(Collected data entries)
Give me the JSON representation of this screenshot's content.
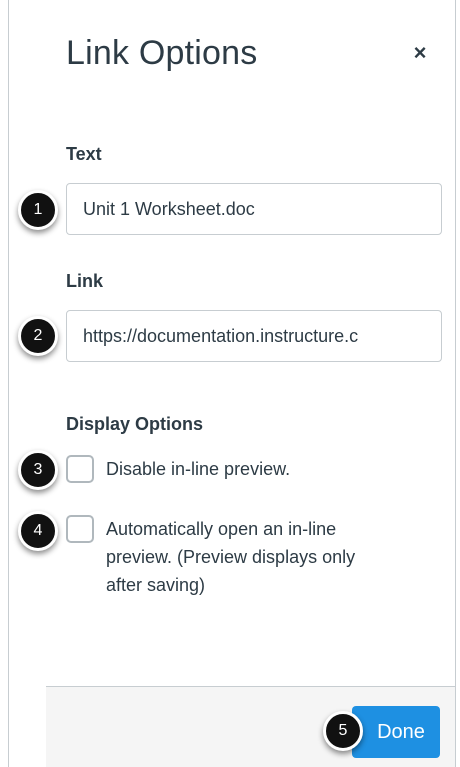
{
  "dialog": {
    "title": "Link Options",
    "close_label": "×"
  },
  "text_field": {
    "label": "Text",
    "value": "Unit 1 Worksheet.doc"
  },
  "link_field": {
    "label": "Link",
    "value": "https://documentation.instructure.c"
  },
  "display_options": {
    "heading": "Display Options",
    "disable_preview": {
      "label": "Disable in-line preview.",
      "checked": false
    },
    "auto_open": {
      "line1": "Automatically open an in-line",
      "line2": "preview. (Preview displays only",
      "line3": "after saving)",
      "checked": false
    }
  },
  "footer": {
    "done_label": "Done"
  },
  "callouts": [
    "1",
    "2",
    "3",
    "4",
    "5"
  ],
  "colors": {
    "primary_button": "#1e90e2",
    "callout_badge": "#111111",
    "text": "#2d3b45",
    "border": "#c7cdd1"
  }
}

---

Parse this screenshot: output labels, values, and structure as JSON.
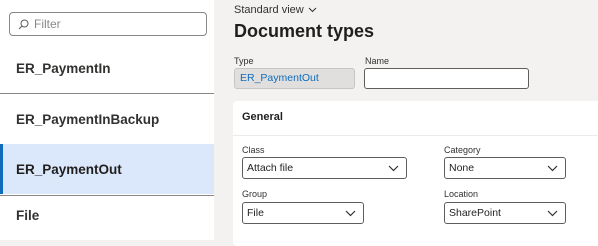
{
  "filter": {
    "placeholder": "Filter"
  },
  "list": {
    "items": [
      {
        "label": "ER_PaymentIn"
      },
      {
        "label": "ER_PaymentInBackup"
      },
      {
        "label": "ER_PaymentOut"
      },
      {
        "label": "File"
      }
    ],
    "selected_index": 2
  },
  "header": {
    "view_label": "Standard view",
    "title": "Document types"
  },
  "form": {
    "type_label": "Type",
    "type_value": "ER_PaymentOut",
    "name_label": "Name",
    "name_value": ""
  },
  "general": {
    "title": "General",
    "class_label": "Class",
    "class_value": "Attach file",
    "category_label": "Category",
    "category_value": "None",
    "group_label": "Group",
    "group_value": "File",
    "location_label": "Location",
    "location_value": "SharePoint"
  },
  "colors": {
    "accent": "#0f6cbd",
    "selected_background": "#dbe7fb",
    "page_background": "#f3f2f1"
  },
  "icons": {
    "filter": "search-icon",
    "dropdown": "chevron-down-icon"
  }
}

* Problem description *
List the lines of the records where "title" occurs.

* Exercise result *
    "title": "Link Options",
    "title": "Document types"
    "title": "General",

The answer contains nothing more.